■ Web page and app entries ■

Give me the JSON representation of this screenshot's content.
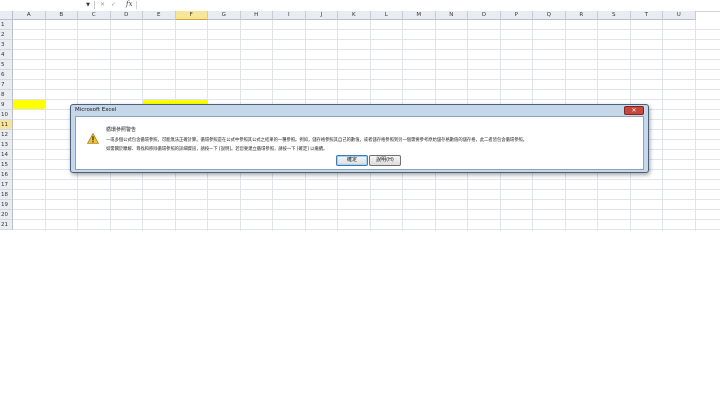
{
  "formula_bar": {
    "name_box_value": "",
    "cancel_symbol": "✕",
    "enter_symbol": "✓",
    "fx_label": "fx",
    "formula_value": ""
  },
  "sheet": {
    "columns": [
      "A",
      "B",
      "C",
      "D",
      "E",
      "F",
      "G",
      "H",
      "I",
      "J",
      "K",
      "L",
      "M",
      "N",
      "O",
      "P",
      "Q",
      "R",
      "S",
      "T",
      "U"
    ],
    "rows": [
      "1",
      "2",
      "3",
      "4",
      "5",
      "6",
      "7",
      "8",
      "9",
      "10",
      "11",
      "12",
      "13",
      "14",
      "15",
      "16",
      "17",
      "18",
      "19",
      "20",
      "21"
    ],
    "selected_column": "F",
    "selected_row": "11",
    "highlight_color": "#ffff00",
    "header_selected_color": "#f7e59a"
  },
  "dialog": {
    "title": "Microsoft Excel",
    "close_symbol": "✕",
    "heading": "循環參照警告",
    "message_line1": "一或多個公式包含循環參照，可能無法正確計算。循環參照是在公式中參照其公式之結果的一種參照。例如，儲存格參照其自己的數值，或者儲存格參照到另一個需要參考原始儲存格數值的儲存格，此二者皆包含循環參照。",
    "message_line2": "如需關於瞭解、尋找和移除循環參照的詳細資訊，請按一下 [說明]。若您要建立循環參照，請按一下 [確定] 以繼續。",
    "ok_label": "確定",
    "help_label": "說明(H)",
    "warning_icon": "warning-triangle-icon"
  }
}
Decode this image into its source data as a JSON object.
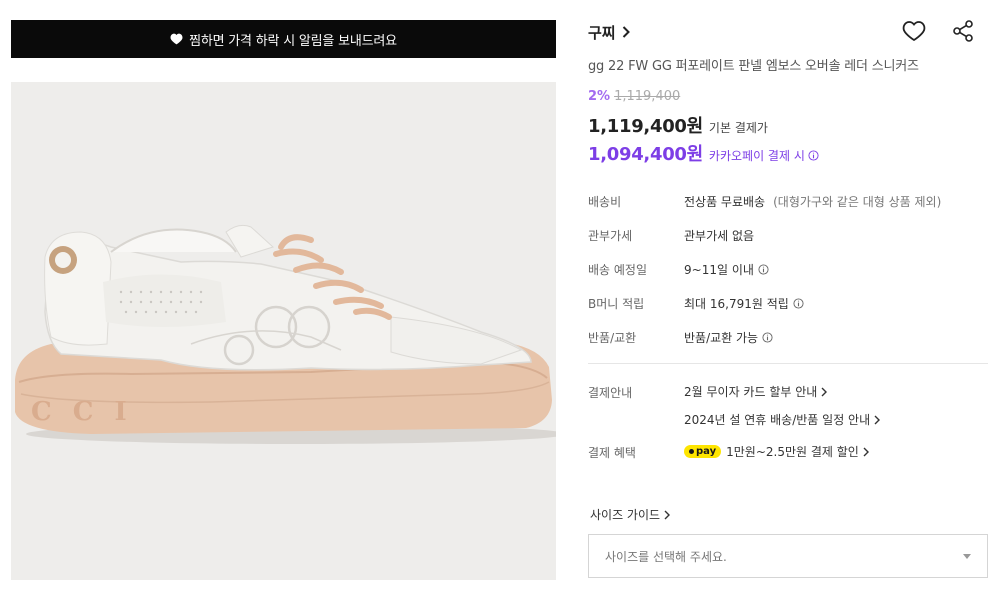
{
  "banner": {
    "text": "찜하면 가격 하락 시 알림을 보내드려요",
    "icon": "heart-icon"
  },
  "product": {
    "image_alt": "gucci sneaker",
    "brand": "구찌",
    "title": "gg 22 FW GG 퍼포레이트 판넬 엠보스 오버솔 레더 스니커즈",
    "discount_rate": "2%",
    "original_price": "1,119,400",
    "base_price": "1,119,400원",
    "base_price_label": "기본 결제가",
    "kakao_price": "1,094,400원",
    "kakao_price_label": "카카오페이 결제 시"
  },
  "info": [
    {
      "label": "배송비",
      "value": "전상품 무료배송",
      "note": "(대형가구와 같은 대형 상품 제외)"
    },
    {
      "label": "관부가세",
      "value": "관부가세 없음"
    },
    {
      "label": "배송 예정일",
      "value": "9~11일 이내"
    },
    {
      "label": "B머니 적립",
      "value": "최대 16,791원 적립"
    },
    {
      "label": "반품/교환",
      "value": "반품/교환 가능"
    }
  ],
  "payment": {
    "guide_label": "결제안내",
    "guide_links": [
      "2월 무이자 카드 할부 안내",
      "2024년 설 연휴 배송/반품 일정 안내"
    ],
    "benefit_label": "결제 혜택",
    "benefit_badge": "pay",
    "benefit_text": "1만원~2.5만원 결제 할인"
  },
  "size": {
    "guide_label": "사이즈 가이드",
    "select_placeholder": "사이즈를 선택해 주세요."
  },
  "colors": {
    "accent_purple": "#7d3ee6",
    "discount_purple": "#a36cf0",
    "kakao_yellow": "#fee500",
    "banner_bg": "#0a0a0a"
  }
}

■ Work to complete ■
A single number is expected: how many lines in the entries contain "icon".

■ Answer ■
2